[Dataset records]
╭──

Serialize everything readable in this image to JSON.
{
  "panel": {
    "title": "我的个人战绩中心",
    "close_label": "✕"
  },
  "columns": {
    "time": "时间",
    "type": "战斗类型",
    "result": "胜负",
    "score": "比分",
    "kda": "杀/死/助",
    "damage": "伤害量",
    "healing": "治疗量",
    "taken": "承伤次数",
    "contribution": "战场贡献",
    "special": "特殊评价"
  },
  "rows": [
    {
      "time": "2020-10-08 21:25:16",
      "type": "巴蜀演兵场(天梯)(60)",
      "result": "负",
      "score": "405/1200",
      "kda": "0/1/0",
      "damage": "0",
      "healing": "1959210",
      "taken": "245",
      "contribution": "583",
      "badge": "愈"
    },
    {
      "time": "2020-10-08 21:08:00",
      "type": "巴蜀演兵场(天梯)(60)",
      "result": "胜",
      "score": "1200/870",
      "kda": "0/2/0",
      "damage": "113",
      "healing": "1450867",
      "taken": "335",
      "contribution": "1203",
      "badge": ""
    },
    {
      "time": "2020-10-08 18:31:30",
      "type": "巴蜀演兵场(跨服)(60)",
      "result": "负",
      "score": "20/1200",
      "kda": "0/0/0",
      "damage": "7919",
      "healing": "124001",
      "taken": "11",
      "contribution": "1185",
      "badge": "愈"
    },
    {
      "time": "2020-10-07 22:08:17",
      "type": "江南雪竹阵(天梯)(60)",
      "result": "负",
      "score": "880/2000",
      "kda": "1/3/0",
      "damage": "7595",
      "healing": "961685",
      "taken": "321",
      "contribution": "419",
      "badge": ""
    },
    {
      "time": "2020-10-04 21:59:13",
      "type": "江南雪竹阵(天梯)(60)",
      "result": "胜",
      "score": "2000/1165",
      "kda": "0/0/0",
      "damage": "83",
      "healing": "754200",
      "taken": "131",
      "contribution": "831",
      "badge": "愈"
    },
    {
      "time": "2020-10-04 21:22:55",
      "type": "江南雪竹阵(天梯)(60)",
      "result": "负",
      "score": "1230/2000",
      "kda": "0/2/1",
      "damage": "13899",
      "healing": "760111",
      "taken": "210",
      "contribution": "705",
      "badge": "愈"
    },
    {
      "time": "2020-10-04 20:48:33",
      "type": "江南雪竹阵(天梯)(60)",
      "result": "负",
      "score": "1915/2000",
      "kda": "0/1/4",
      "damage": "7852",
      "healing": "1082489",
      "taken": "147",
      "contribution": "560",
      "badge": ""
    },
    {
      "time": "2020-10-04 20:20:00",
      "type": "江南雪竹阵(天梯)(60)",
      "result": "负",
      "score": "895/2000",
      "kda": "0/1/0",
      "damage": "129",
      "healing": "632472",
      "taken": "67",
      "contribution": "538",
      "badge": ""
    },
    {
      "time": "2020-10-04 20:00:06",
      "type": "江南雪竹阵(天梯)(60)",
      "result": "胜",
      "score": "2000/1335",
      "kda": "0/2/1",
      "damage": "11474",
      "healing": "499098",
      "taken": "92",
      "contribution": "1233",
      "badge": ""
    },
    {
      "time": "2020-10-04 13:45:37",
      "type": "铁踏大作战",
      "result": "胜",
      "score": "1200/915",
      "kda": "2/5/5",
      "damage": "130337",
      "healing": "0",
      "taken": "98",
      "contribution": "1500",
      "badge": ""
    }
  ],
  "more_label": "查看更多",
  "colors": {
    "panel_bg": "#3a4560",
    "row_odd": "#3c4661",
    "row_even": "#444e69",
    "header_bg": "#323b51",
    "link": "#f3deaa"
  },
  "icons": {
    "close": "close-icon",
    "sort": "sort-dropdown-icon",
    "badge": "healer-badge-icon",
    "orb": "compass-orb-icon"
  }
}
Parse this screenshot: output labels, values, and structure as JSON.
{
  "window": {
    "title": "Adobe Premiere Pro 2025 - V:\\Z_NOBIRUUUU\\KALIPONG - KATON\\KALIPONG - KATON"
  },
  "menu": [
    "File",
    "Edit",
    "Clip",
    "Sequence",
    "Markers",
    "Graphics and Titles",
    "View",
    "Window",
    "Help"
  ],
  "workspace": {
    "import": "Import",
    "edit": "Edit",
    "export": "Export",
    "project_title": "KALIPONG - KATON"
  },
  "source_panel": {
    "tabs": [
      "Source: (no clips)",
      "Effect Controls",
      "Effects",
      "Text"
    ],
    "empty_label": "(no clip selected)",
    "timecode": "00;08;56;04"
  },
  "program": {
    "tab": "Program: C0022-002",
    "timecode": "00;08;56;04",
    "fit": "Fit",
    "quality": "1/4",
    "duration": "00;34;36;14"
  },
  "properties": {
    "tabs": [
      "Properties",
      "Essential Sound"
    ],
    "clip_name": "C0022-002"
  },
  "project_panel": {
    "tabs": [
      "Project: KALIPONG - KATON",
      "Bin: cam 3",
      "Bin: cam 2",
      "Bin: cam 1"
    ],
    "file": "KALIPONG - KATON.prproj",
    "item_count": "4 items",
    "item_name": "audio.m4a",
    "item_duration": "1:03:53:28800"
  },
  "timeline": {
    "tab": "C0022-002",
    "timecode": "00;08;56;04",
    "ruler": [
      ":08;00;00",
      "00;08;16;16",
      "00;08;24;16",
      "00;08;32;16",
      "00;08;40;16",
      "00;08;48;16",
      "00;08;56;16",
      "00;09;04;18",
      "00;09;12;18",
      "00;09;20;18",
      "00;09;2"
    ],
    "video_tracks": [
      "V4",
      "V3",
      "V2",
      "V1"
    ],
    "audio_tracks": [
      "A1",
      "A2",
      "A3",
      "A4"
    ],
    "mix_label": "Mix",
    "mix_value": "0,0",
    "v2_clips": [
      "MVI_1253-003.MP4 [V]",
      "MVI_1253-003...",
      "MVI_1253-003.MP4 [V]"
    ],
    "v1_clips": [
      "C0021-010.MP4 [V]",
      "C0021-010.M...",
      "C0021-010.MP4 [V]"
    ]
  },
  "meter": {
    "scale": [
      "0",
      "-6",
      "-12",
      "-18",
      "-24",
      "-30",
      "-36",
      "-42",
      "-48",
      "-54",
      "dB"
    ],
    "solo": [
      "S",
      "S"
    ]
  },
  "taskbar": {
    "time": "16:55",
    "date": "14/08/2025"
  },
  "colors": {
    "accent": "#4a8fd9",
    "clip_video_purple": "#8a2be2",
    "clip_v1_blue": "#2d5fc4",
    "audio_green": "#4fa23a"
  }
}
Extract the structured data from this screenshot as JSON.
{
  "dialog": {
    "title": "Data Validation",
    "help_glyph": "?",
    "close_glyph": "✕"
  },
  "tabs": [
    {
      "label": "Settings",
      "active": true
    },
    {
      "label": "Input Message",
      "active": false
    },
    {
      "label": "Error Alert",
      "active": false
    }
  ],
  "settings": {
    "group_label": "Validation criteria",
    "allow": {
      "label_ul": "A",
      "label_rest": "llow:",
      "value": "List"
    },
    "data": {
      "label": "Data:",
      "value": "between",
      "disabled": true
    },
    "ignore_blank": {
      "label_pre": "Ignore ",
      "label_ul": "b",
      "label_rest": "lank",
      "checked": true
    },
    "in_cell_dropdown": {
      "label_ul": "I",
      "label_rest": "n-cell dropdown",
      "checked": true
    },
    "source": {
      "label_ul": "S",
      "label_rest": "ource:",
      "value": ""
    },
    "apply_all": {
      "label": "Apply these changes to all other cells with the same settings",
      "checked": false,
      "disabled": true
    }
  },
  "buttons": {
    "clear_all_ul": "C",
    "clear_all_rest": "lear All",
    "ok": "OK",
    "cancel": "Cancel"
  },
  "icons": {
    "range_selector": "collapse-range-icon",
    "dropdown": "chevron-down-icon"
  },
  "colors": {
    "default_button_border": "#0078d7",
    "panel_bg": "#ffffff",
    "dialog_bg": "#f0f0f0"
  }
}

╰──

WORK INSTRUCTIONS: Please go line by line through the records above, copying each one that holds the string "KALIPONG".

REPLY:
    "title": "Adobe Premiere Pro 2025 - V:\\Z_NOBIRUUUU\\KALIPONG - KATON\\KALIPONG - KATON"
    "project_title": "KALIPONG - KATON"
      "Project: KALIPONG - KATON",
    "file": "KALIPONG - KATON.prproj",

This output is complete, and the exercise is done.